Unit 6 of the recently completed six-unit Medupi coal-fired power station was the first unit to go into commercial operation. Synchronisation of the generator to the transmission grid had occurred five months before commercial operation. Prior to the admission of first steam to the turbines, the boiler underwent a three stage cleaning process, which was performed by the boiler contractor, to ensure that debris left over in the boiler from construction was removed and to avoid damage to the turbine when steam was admitted. Steam blowing of the boiler was the penultimate stage of boiler cleaning and contractually the steam would have been deemed clean when the steam cleanliness acceptance criteria were met.
The steam cleanliness acceptance criteria, which were set by the turbine contractor, relate to the number and size of indentations caused by particles striking a given area of each target plate situated in the temporary piping downstream of the inlet valves of the high pressure and intermediate pressure turbines. For each target plate, values were prescribed for these variables and for the flow conditions that should prevail in the pipe upstream. The boiler contractor had to meet these requirements. Unfortunately, there was a mismatch between the steam cleanliness requirements set by the turbine contractor and those included in the boiler contract. The less stringent steam cleanliness requirements set for the boiler contractor in the boiler contract meant that the boiler would not be adequately cleaned, from the point of view of the turbine contractor.
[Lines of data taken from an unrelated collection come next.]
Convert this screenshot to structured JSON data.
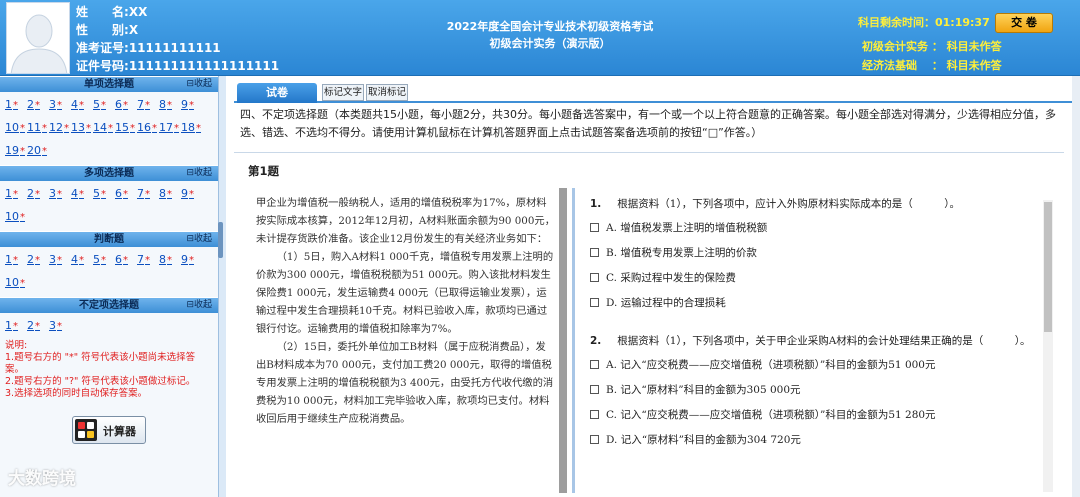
{
  "candidate": {
    "name_label": "姓　　名:",
    "name_value": "XX",
    "gender_label": "性　　别:",
    "gender_value": "X",
    "ticket_label": "准考证号:",
    "ticket_value": "11111111111",
    "id_label": "证件号码:",
    "id_value": "111111111111111111"
  },
  "exam": {
    "title_line1": "2022年度全国会计专业技术初级资格考试",
    "title_line2": "初级会计实务（演示版）"
  },
  "timer": {
    "label": "科目剩余时间：",
    "value": "01:19:37"
  },
  "submit_label": "交 卷",
  "subject_status": [
    {
      "label": "初级会计实务 ： 科目未作答"
    },
    {
      "label": "经济法基础　 ： 科目未作答"
    }
  ],
  "sidebar": {
    "collapse_label": "⊟收起",
    "sections": [
      {
        "title": "单项选择题",
        "questions": [
          "1",
          "2",
          "3",
          "4",
          "5",
          "6",
          "7",
          "8",
          "9",
          "10",
          "11",
          "12",
          "13",
          "14",
          "15",
          "16",
          "17",
          "18",
          "19",
          "20"
        ]
      },
      {
        "title": "多项选择题",
        "questions": [
          "1",
          "2",
          "3",
          "4",
          "5",
          "6",
          "7",
          "8",
          "9",
          "10"
        ]
      },
      {
        "title": "判断题",
        "questions": [
          "1",
          "2",
          "3",
          "4",
          "5",
          "6",
          "7",
          "8",
          "9",
          "10"
        ]
      },
      {
        "title": "不定项选择题",
        "questions": [
          "1",
          "2",
          "3"
        ]
      }
    ],
    "mark_symbol": "*",
    "notes": [
      "说明:",
      "1.题号右方的 \"*\" 符号代表该小题尚未选择答案。",
      "2.题号右方的 \"?\" 符号代表该小题做过标记。",
      "3.选择选项的同时自动保存答案。"
    ],
    "calculator_label": "计算器"
  },
  "main": {
    "tab_label": "试卷",
    "mark_text_label": "标记文字",
    "unmark_label": "取消标记",
    "instructions": "四、不定项选择题（本类题共15小题，每小题2分，共30分。每小题备选答案中，有一个或一个以上符合题意的正确答案。每小题全部选对得满分，少选得相应分值，多选、错选、不选均不得分。请使用计算机鼠标在计算机答题界面上点击试题答案备选项前的按钮“□”作答。）",
    "question_title": "第1题",
    "material": [
      "甲企业为增值税一般纳税人，适用的增值税税率为17%，原材料按实际成本核算，2012年12月初，A材料账面余额为90 000元，未计提存货跌价准备。该企业12月份发生的有关经济业务如下：",
      "（1）5日，购入A材料1 000千克，增值税专用发票上注明的价款为300 000元，增值税税额为51 000元。购入该批材料发生保险费1 000元，发生运输费4 000元（已取得运输业发票），运输过程中发生合理损耗10千克。材料已验收入库，款项均已通过银行付讫。运输费用的增值税扣除率为7%。",
      "（2）15日，委托外单位加工B材料（属于应税消费品），发出B材料成本为70 000元，支付加工费20 000元，取得的增值税专用发票上注明的增值税税额为3 400元，由受托方代收代缴的消费税为10 000元，材料加工完毕验收入库，款项均已支付。材料收回后用于继续生产应税消费品。"
    ],
    "subquestions": [
      {
        "num": "1.",
        "stem": "根据资料（1），下列各项中，应计入外购原材料实际成本的是（　　　）。",
        "options": [
          "A. 增值税发票上注明的增值税税额",
          "B. 增值税专用发票上注明的价款",
          "C. 采购过程中发生的保险费",
          "D. 运输过程中的合理损耗"
        ]
      },
      {
        "num": "2.",
        "stem": "根据资料（1），下列各项中，关于甲企业采购A材料的会计处理结果正确的是（　　　）。",
        "options": [
          "A. 记入“应交税费——应交增值税（进项税额）”科目的金额为51 000元",
          "B. 记入“原材料”科目的金额为305 000元",
          "C. 记入“应交税费——应交增值税（进项税额）”科目的金额为51 280元",
          "D. 记入“原材料”科目的金额为304 720元"
        ]
      }
    ]
  },
  "watermark": "大数跨境",
  "colors": {
    "header_blue": "#3a98e2",
    "status_yellow": "#ffef3a",
    "mark_red": "#e02020",
    "link_blue": "#0b4fbf"
  }
}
The boiler contractor designed a temporary pipework system for the steam blow-through process that permitted steam to bypass the turbines and exhaust to the atmosphere through a silencer. During steam blowing, the prescribed pipe flow conditions for accepting the steam were not being met, even after a large number of blows had been conducted. Mathematical modelling of the process revealed that the required pipe flow conditions could not be attained at the intermediate pressure turbine inlet and as such, the steam blow-through pipework was inadequately sized. The solution was to redesign the temporary pipework, and manufacture and install a new system of pipework, all of which would have taken a couple of months. Business needs required an alternative solution, and so a decision had to be taken on the way forward. Engineering judgement, based on operating and maintenance experience with the current fleet, suggested that the steam was sufficiently clean to be admitted to the turbine, with little risk.
Of the two feasible options available to the project team, admission of steam after a defined number of blows was accepted. Care had to be exercised to manage the risk that the potential turbine contractor non-compliance to any of the performance guarantee conditions could be blamed on poor steam quality. An analysis of the risks associated with this option was conducted and controls were adopted to mitigate the risks. Eventually, steam was admitted to the turbines. Subsequent inspections and tests conducted on the turbines indicated minimal damage and no loss of performance.
This paper describes the Medupi Unit 6 steam blow-through problem and the analytical process that revealed the inadequacy of the blow-through pipework. It describes also the process of analysing the risks associated with admission of first steam to the turboset, the decision processes that were followed to admit the steam, and the process of managing the identified risks through the controls that were put in place.